- Human umbilical cord mesenchymal stem cells promote carcinoma growth and lymph node metastasis when co-injected with esophageal carcinoma cells in nude mice Yang X, Li Z, Ma Y, Gao J, Liu S, Gao Y, Wang G. Cancer Cell International.2014;14(1). CrossRef
- Generation of CD4+ or CD8+ regulatory T cells upon mesenchymal stem cell-lymphocyte interaction Prevosto C, Zancolli M, Canevali Paolo, Zocchi MR , Poggi A. Haematologica.2007;92(7). CrossRef

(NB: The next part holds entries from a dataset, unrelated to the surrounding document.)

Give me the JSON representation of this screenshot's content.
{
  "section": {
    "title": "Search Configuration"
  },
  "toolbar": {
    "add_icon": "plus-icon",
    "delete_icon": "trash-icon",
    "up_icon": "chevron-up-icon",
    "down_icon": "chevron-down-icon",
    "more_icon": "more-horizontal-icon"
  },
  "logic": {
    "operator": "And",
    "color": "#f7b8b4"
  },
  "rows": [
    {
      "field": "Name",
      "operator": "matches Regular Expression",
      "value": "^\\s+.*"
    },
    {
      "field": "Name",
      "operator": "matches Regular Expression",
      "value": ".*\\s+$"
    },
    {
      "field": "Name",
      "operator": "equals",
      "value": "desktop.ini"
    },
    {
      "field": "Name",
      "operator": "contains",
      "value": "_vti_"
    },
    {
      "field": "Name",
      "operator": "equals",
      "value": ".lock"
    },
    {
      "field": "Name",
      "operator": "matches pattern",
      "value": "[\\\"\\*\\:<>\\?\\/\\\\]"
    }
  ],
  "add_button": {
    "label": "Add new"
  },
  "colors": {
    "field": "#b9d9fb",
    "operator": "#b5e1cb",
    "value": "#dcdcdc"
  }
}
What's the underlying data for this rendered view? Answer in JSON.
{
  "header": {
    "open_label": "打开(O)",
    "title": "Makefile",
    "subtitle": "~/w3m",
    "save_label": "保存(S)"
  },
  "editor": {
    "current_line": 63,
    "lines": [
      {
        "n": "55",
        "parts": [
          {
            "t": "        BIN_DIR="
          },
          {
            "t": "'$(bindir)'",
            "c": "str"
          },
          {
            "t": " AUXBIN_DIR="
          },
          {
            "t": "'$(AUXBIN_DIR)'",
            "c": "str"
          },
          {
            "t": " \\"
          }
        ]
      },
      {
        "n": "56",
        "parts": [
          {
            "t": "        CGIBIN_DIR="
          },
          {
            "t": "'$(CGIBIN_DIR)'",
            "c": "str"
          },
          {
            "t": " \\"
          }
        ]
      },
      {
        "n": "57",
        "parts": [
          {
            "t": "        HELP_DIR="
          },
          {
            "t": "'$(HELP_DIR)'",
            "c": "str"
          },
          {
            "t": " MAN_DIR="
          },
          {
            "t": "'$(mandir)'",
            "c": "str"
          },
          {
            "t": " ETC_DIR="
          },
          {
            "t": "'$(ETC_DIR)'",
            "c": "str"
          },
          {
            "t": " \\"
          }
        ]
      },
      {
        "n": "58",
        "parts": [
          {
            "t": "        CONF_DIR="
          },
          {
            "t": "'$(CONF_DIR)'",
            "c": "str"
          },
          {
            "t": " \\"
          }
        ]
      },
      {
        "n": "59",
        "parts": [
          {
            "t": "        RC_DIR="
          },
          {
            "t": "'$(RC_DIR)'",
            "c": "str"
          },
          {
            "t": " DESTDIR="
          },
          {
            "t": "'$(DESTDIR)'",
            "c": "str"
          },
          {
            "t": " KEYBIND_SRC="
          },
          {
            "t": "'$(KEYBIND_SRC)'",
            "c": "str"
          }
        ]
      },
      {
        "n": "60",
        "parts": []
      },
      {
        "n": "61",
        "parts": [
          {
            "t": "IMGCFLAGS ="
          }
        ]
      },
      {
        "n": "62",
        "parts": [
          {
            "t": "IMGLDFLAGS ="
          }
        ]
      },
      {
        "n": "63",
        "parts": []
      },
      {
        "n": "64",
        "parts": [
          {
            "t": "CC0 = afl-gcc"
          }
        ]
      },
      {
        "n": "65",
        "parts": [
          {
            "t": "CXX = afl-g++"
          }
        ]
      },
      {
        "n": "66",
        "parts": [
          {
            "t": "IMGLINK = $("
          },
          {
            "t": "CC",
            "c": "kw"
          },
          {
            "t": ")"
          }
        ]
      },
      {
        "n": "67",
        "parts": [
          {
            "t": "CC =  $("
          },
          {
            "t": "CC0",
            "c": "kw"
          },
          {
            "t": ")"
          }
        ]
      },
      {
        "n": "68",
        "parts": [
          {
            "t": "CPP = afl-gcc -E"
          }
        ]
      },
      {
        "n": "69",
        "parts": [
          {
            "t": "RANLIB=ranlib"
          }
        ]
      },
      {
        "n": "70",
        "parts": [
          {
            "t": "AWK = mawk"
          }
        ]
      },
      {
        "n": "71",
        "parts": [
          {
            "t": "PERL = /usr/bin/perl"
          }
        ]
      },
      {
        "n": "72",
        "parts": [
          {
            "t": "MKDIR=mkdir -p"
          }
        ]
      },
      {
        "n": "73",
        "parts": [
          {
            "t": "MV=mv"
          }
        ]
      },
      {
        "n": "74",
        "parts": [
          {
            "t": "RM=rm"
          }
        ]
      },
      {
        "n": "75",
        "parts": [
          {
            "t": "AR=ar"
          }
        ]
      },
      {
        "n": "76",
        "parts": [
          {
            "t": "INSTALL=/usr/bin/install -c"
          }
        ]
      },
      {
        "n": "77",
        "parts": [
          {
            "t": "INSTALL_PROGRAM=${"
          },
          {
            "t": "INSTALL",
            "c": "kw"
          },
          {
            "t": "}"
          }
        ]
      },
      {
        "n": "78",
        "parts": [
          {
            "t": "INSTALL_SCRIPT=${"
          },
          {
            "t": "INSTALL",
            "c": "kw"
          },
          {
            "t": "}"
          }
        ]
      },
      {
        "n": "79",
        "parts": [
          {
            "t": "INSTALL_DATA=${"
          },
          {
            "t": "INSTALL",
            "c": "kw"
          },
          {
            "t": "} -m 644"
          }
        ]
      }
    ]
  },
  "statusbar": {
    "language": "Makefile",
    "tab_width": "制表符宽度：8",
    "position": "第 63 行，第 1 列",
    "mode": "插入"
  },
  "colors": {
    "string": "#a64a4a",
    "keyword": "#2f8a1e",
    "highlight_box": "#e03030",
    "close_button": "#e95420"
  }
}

- Clonally derived human embryonic stem cell lines maintain pluripotency and proliferative potential for prolonged periods of culture Amit M, Carpenter MK , Inokuma Ms , Chiu Cp , Harris Cp , Waknitz Ma , Itskovitz-Eldor J, Thomson Ja . Developmental biology.2000;227(2). CrossRef
- Colorectal cancer cells activate adjacent fibroblasts resulting in FGF1/FGFR3 signaling and increased invasion Henriksson ML , Edin S, Dahlin AM , Oldenborg P, Öberg Å, Van Guelpen B, Rutegård J, Stenling R, Palmqvist R. The American Journal of Pathology.2011;178(3). CrossRef
- Feeder-free growth of undifferentiated human embryonic stem cells Xu C., Inokuma M. S., Denham J., Golds K., Kundu P., Gold J. D., Carpenter M. K.. Nature Biotechnology.2001;19(10). CrossRef
- Properties of four human embryonic stem cell lines maintained in a feeder-free culture system Carpenter MK , Rosler ES , Fisk GJ , Brandenberger R, Ares X, Miura T, Lucero M, Rao MS . Developmental Dynamics: An Official Publication of the American Association of Anatomists.2004;229(2). CrossRef
- Long-term culture of human embryonic stem cells in feeder-free conditions Rosler ES , Fisk GJ , Ares X, Irving J, Miura T, Rao MS , Carpenter MK . Developmental Dynamics: An Official Publication of the American Association of Anatomists.2004;229(2). CrossRef
- Omental adipose tissue-derived stromal cells promote vascularization and growth of endometrial tumors Klopp AH, Zhang Y, Solley T, Amaya-Manzanares F, Marini F, Andreeff M, Debeb B, et al . Clinical Cancer Research: An Official Journal of the American Association for Cancer Research.2012;18(3). CrossRef
- Abstract viewed - 623 times
- PDF (FULL TEXT) downloaded - 290 times
- XML downloaded - 32 times